Bone Loss Research
The Schwarz laboratory focuses on finding solutions to bone loss due to conditions such as rheumatoid arthritis, infections, tumors that spread to bone, and bone destruction near the implants used in reconstructive surgery. Several genes are known to turn on the healing process in bone. Dr. Schwarz's group loads these genes into harmless virus particles. The particles are coated onto experimental bone implants to deliver therapeutic genes to the area of reconstruction, thus improving bone healing. The cartilage that lines joints in mice can be encouraged to heal more completely when virus particles deliver therapeutic genes too. An additional interest of Dr. Schwarz's lab is the use of magnetic resonance imaging (MRI) and high resolution computed tomography (CT) scans to visualize the formation of new blood vessels as patients heal.
Selected Journal Covers
- A novel murine model of established Staphylococcal bone infection in the presence of a fracture fixation plate to study therapies utilizing antibiotic-laden spacers after revision surgery.

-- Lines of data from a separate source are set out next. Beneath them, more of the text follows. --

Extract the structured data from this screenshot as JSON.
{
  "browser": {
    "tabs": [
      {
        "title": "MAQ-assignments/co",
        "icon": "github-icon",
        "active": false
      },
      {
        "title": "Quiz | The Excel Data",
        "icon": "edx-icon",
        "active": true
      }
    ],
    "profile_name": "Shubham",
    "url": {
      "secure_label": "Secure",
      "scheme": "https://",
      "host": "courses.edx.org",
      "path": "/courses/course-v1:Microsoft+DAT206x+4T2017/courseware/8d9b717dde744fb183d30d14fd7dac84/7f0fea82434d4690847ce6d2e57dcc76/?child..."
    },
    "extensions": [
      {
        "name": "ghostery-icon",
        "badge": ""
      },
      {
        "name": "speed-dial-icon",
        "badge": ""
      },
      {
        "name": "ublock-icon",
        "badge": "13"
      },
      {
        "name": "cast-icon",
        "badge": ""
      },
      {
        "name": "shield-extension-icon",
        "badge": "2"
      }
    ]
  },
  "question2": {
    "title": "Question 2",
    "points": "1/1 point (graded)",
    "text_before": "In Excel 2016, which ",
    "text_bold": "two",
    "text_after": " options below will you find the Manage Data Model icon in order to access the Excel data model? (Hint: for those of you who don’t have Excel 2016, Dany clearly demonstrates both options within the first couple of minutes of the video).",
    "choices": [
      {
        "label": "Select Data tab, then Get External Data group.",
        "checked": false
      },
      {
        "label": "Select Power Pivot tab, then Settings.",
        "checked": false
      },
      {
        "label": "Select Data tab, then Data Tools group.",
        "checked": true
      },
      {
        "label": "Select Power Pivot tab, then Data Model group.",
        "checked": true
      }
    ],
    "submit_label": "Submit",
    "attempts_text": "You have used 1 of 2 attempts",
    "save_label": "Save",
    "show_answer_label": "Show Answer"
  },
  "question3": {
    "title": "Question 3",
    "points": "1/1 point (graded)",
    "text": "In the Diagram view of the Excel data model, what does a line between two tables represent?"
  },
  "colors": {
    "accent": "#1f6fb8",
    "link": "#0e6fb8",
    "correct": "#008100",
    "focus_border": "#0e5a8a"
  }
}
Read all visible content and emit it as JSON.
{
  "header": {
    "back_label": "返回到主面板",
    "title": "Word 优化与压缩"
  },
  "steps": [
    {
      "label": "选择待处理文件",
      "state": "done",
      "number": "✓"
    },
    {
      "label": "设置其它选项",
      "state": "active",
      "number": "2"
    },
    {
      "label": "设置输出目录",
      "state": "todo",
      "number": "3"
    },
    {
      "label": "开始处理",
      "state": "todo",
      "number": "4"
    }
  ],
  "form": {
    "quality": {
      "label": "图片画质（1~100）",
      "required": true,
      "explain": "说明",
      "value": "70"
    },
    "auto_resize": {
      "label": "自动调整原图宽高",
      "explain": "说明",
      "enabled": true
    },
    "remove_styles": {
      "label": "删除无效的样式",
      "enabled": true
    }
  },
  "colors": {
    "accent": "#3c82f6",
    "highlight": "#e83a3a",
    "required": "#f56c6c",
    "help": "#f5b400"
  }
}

Bone. 72C, 128-136. (2014 Nov 29).
- Loss of the PGE2 receptor EP1 enhances bone acquisition, which protects against age and ovariectomy-induced impairments in bone strength. Bone. 72C, 92-100. (2014 Nov 29).
- Validation of Power Doppler Versus Contrast Enhanced Magnetic Resonance Imaging Quantification of Joint Inflammation in Murine Inflammatory Arthritis. J Bone Miner Res. In press. (2014 Oct 31).